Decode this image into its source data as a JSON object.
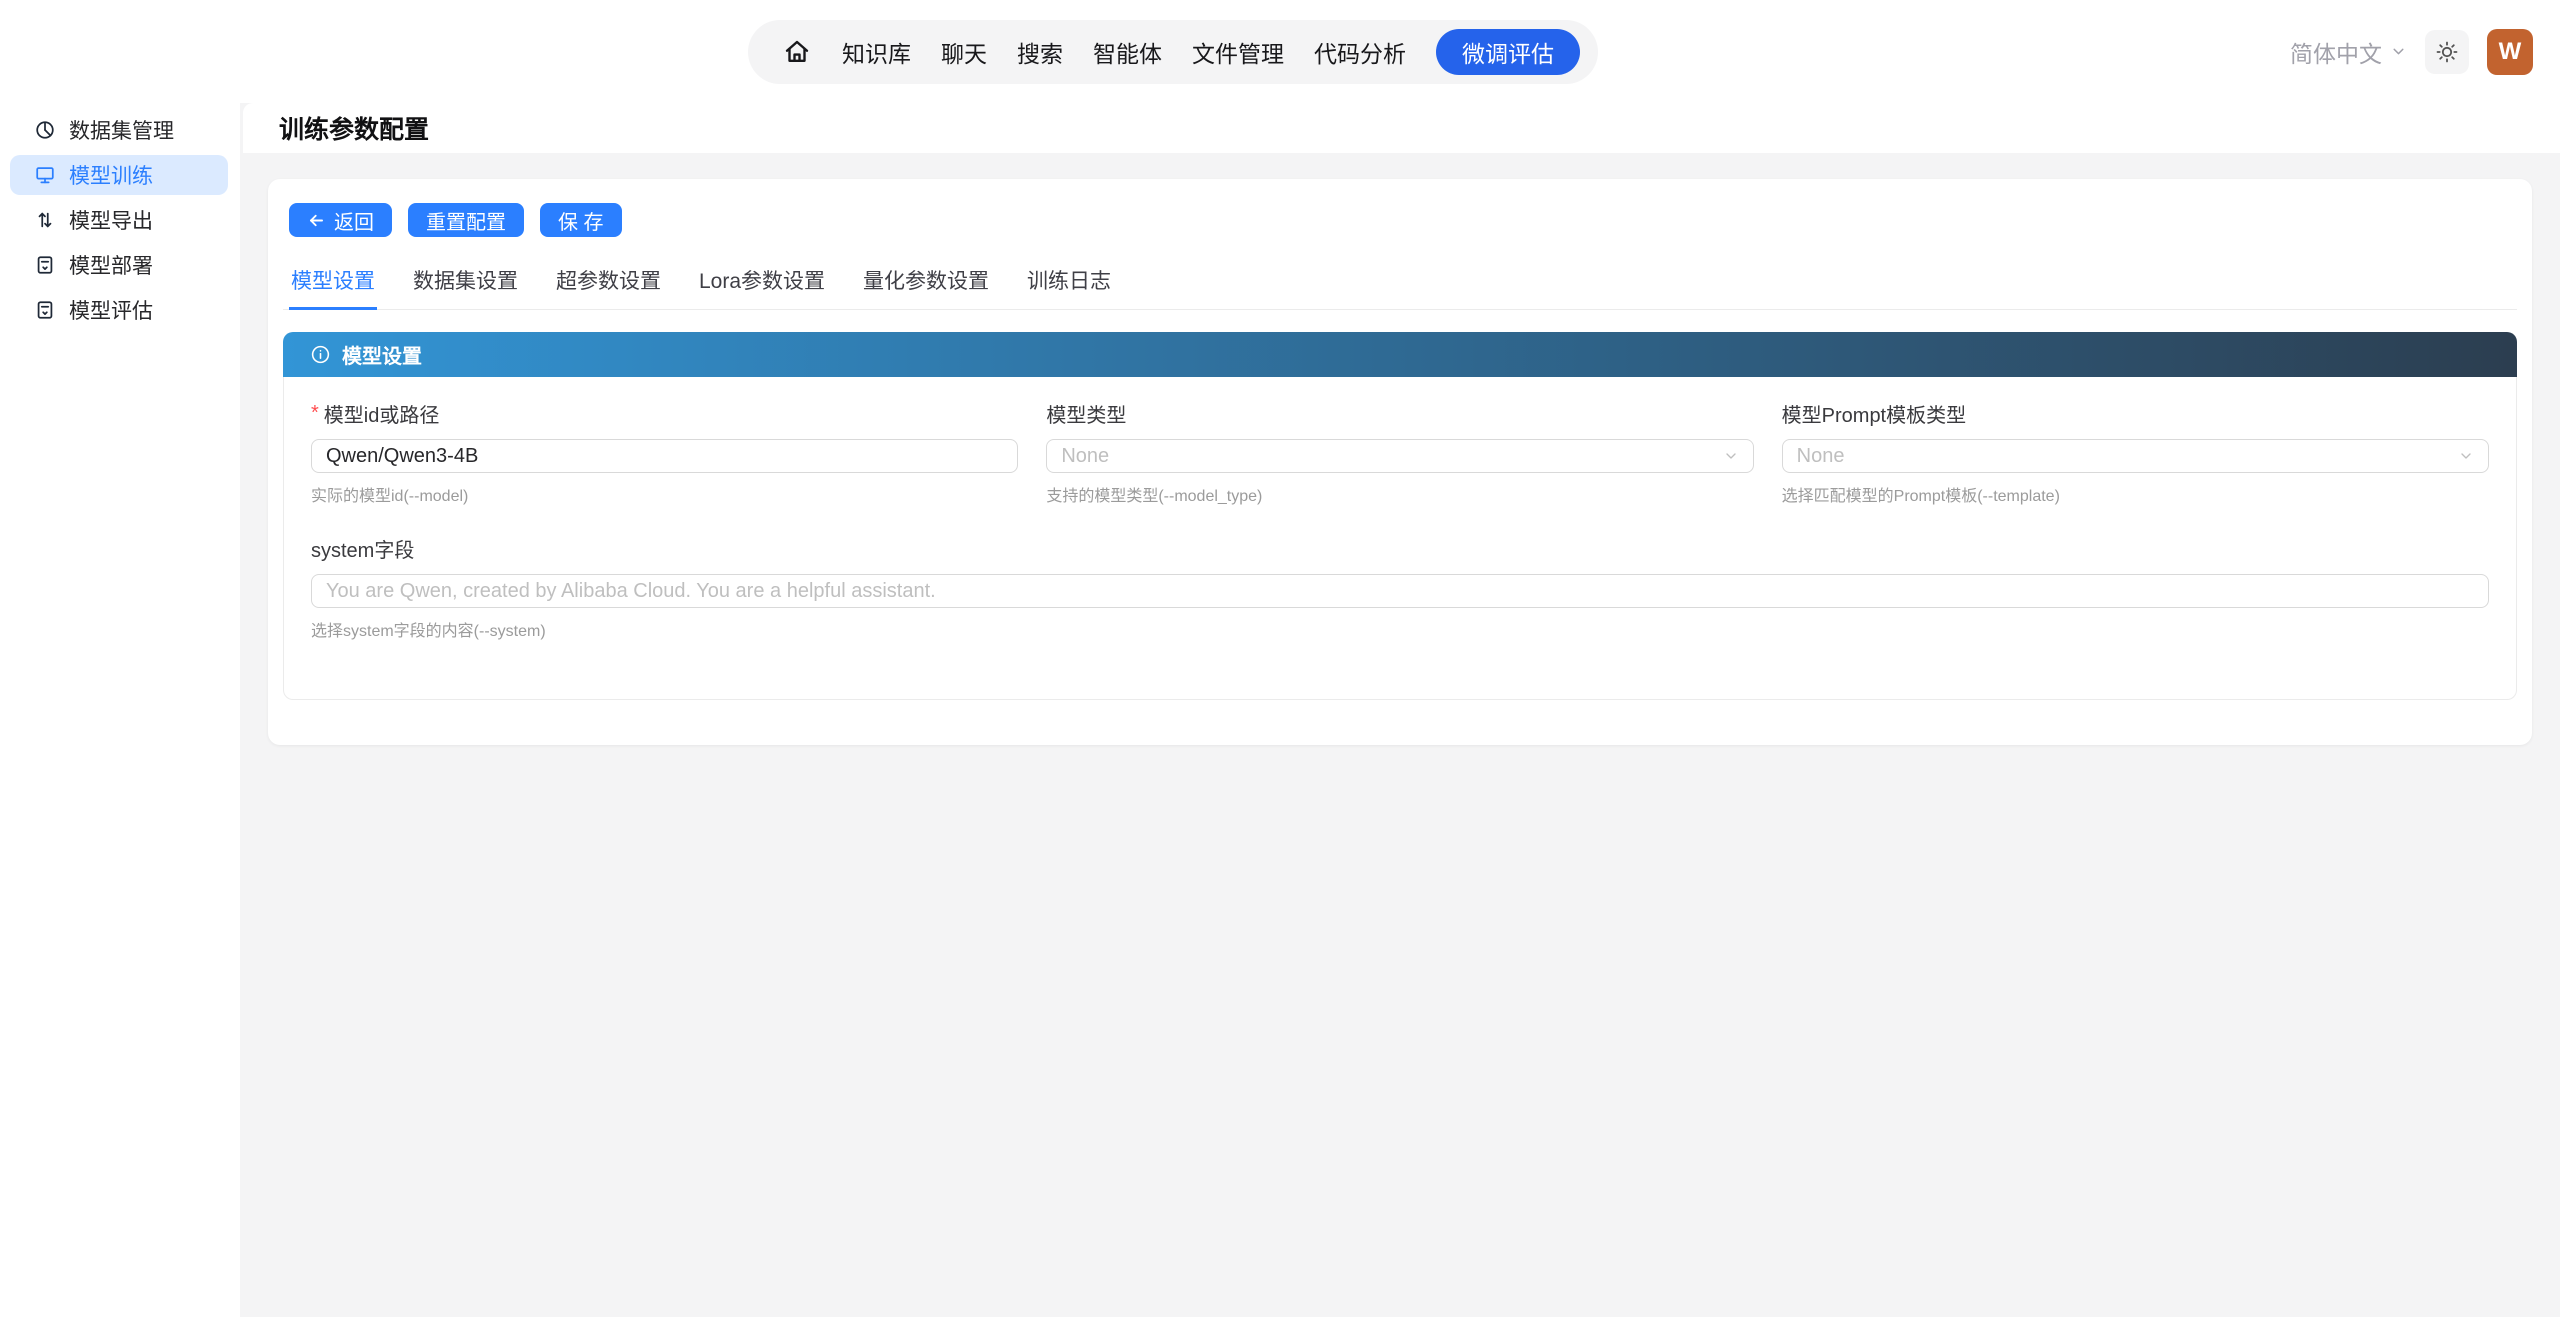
{
  "nav": {
    "items": [
      "知识库",
      "聊天",
      "搜索",
      "智能体",
      "文件管理",
      "代码分析"
    ],
    "active_pill": "微调评估",
    "language": "简体中文",
    "avatar_initial": "W"
  },
  "sidebar": {
    "items": [
      {
        "label": "数据集管理",
        "icon": "pie-chart-icon"
      },
      {
        "label": "模型训练",
        "icon": "monitor-icon"
      },
      {
        "label": "模型导出",
        "icon": "export-arrows-icon"
      },
      {
        "label": "模型部署",
        "icon": "document-icon"
      },
      {
        "label": "模型评估",
        "icon": "document-icon"
      }
    ]
  },
  "page": {
    "title": "训练参数配置"
  },
  "toolbar": {
    "back_label": "返回",
    "reset_label": "重置配置",
    "save_label": "保 存"
  },
  "tabs": [
    "模型设置",
    "数据集设置",
    "超参数设置",
    "Lora参数设置",
    "量化参数设置",
    "训练日志"
  ],
  "panel": {
    "header": "模型设置"
  },
  "form": {
    "fields": [
      {
        "label": "模型id或路径",
        "required": "*",
        "value": "Qwen/Qwen3-4B",
        "helper": "实际的模型id(--model)"
      },
      {
        "label": "模型类型",
        "placeholder": "None",
        "helper": "支持的模型类型(--model_type)"
      },
      {
        "label": "模型Prompt模板类型",
        "placeholder": "None",
        "helper": "选择匹配模型的Prompt模板(--template)"
      },
      {
        "label": "system字段",
        "placeholder": "You are Qwen, created by Alibaba Cloud. You are a helpful assistant.",
        "helper": "选择system字段的内容(--system)"
      }
    ]
  },
  "colors": {
    "primary_blue": "#2b7fff",
    "nav_pill_blue": "#2563eb",
    "sidebar_active_bg": "#dbeaff",
    "header_gradient_start": "#3295d6",
    "header_gradient_end": "#2c3e50",
    "avatar_bg": "#c2632f",
    "page_bg": "#f4f4f5",
    "required_red": "#ff4d4f"
  }
}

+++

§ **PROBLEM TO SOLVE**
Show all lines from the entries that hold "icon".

§ **SOLUTION FOR THIS TASK**
        "icon": "pie-chart-icon"
        "icon": "monitor-icon"
        "icon": "export-arrows-icon"
        "icon": "document-icon"
        "icon": "document-icon"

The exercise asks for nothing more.